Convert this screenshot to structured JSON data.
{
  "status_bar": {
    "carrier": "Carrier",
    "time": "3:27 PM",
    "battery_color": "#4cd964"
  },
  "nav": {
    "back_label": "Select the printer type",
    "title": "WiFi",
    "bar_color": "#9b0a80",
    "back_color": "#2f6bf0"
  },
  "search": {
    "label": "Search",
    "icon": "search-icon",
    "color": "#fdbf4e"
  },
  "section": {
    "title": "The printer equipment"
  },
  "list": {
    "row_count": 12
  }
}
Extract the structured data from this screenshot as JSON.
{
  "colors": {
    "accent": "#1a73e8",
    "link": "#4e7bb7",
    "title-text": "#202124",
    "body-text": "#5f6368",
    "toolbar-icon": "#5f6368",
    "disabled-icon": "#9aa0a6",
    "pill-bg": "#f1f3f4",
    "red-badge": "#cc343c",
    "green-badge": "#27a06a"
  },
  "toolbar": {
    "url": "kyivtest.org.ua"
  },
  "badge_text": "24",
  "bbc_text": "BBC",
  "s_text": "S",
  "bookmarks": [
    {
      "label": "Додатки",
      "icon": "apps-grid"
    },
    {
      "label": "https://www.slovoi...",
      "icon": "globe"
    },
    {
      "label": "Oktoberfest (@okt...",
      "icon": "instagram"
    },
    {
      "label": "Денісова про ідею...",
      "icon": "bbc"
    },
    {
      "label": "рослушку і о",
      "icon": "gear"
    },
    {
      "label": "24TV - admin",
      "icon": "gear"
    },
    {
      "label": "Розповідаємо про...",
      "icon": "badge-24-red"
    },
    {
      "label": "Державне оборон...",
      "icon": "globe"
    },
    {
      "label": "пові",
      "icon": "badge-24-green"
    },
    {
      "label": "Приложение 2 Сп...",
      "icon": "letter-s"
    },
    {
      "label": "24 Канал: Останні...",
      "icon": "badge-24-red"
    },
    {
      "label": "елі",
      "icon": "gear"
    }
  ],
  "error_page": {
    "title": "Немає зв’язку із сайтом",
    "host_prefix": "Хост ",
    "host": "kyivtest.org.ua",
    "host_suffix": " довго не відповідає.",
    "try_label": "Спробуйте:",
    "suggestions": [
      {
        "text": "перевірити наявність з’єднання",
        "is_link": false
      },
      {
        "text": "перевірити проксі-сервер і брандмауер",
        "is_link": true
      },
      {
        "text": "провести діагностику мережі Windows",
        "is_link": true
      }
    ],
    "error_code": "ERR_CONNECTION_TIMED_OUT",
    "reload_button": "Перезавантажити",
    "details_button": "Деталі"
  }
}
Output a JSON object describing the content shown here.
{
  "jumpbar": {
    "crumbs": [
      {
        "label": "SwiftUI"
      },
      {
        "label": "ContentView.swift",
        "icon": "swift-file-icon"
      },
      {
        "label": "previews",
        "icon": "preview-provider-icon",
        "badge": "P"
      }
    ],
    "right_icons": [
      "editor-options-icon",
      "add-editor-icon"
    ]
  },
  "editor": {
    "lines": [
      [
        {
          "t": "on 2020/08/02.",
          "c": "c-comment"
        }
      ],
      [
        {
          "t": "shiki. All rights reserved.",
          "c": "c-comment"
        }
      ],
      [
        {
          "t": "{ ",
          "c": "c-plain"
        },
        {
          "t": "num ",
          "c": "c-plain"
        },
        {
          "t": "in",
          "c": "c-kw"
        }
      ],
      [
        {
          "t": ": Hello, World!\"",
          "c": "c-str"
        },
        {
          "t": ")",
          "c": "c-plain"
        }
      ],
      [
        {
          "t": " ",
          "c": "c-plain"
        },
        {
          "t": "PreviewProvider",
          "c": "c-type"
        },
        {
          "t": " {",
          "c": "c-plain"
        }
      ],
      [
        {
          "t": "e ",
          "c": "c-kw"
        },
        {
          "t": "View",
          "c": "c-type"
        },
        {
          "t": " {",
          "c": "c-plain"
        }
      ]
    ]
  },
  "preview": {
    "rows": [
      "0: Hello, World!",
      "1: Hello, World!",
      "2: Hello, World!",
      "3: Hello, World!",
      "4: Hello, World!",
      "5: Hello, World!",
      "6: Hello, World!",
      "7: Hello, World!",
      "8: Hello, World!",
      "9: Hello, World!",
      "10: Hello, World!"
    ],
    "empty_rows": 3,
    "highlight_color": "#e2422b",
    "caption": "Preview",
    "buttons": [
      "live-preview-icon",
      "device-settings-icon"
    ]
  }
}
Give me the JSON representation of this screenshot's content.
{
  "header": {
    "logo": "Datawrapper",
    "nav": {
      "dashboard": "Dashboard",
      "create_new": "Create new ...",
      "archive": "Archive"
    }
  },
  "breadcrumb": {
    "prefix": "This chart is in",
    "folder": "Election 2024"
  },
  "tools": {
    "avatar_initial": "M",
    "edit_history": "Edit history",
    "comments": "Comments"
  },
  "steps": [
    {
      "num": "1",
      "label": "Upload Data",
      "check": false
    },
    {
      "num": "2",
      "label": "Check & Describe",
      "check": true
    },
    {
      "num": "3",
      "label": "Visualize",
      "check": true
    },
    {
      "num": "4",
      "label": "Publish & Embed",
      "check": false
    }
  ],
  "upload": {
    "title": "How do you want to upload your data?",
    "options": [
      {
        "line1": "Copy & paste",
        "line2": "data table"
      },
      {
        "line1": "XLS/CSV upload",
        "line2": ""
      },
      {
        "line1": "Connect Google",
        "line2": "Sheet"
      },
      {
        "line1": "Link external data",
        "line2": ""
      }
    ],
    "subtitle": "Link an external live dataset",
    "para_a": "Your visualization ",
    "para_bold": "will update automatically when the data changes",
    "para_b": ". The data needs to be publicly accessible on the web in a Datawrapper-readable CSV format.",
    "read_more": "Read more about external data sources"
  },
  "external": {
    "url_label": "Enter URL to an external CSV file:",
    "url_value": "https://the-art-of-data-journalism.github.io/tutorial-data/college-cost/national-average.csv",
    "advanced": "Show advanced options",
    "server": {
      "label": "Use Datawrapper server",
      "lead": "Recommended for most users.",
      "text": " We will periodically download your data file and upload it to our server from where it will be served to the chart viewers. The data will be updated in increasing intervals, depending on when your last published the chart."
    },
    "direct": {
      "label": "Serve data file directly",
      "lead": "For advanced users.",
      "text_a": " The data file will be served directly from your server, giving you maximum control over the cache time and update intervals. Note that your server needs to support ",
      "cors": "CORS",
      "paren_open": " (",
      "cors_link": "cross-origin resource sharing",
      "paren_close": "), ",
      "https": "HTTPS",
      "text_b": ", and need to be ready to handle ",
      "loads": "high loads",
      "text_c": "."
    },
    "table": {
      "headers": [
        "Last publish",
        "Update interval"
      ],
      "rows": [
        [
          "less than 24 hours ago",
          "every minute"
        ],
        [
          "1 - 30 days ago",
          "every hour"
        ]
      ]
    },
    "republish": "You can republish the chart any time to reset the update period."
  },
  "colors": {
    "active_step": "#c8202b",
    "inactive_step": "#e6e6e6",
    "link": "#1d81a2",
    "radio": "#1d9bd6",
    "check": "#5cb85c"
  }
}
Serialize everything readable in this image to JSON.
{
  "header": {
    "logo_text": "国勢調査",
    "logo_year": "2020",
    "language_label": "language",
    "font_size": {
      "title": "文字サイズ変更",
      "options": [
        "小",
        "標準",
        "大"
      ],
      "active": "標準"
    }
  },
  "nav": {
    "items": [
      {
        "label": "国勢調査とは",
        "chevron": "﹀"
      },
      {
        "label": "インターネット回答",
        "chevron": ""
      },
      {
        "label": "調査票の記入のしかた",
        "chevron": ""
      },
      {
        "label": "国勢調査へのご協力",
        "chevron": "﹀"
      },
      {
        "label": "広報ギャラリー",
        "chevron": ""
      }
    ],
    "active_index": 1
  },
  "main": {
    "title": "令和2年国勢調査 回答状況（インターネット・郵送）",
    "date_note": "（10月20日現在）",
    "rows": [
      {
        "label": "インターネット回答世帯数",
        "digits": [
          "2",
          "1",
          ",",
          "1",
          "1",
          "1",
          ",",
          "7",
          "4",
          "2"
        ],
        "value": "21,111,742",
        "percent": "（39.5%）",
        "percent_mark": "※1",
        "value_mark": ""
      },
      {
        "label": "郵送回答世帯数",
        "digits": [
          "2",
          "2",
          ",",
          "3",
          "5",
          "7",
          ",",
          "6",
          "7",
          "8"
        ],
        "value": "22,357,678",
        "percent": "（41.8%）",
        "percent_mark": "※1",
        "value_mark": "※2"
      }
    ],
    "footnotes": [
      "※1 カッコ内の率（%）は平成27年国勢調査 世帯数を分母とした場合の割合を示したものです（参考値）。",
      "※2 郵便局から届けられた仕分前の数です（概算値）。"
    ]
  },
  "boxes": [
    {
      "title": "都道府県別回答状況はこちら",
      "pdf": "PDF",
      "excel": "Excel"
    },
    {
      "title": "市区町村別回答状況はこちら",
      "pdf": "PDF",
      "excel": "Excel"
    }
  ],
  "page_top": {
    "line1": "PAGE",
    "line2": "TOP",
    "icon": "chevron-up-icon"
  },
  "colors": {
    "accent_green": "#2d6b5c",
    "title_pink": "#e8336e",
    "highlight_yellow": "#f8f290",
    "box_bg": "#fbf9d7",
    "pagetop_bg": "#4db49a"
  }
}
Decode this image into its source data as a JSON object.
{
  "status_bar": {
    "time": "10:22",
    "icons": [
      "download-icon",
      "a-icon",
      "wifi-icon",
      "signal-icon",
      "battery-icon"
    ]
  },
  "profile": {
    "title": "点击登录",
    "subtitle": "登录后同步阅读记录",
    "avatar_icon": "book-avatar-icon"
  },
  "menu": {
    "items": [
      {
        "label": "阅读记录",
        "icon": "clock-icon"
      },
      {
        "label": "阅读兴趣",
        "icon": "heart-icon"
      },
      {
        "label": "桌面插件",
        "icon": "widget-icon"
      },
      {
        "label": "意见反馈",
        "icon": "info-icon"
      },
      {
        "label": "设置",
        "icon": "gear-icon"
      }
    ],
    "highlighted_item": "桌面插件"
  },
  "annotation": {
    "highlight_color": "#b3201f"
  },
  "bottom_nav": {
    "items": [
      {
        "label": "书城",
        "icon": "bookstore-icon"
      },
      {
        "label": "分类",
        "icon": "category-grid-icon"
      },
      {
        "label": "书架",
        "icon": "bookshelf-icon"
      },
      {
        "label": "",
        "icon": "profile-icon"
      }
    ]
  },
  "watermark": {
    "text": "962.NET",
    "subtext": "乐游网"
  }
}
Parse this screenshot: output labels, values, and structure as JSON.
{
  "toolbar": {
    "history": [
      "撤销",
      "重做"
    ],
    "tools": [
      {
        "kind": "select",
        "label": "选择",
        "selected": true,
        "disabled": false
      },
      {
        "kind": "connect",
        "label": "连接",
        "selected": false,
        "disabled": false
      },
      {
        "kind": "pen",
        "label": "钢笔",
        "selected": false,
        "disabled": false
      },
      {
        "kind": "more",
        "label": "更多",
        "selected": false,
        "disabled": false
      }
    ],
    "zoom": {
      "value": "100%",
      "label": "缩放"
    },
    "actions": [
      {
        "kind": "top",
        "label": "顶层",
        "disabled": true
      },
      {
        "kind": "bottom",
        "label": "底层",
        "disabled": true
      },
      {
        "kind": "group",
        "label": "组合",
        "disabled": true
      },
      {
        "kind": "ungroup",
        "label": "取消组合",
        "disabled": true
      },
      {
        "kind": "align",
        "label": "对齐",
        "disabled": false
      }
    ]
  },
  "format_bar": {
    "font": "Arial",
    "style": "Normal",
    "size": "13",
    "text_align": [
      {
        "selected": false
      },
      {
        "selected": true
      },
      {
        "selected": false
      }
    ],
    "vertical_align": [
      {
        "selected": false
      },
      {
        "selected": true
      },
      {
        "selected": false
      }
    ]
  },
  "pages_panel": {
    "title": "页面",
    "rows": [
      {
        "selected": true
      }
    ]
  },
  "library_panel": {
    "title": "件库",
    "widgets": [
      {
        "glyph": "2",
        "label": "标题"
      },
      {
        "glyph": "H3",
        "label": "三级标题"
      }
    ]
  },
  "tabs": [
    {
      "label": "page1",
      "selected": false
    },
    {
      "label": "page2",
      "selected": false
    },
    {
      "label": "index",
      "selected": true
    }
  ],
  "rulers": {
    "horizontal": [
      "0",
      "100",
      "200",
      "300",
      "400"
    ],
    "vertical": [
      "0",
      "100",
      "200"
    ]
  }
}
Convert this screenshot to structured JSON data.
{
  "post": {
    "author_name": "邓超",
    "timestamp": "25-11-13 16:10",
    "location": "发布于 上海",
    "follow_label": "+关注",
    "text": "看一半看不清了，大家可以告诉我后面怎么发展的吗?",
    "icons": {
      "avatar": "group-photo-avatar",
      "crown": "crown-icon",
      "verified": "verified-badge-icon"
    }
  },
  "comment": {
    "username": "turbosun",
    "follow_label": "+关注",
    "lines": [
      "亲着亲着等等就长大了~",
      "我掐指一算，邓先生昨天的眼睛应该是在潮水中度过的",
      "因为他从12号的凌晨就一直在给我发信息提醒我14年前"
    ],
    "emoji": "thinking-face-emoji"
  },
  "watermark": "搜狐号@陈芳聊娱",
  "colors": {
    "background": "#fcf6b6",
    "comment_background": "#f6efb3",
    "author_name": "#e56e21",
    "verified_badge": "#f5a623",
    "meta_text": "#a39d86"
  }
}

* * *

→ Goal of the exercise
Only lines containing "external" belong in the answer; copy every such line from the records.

→ Output for this exercise
        "line1": "Link external data",
    "subtitle": "Link an external live dataset",
    "read_more": "Read more about external data sources"
  "external": {
    "url_label": "Enter URL to an external CSV file:",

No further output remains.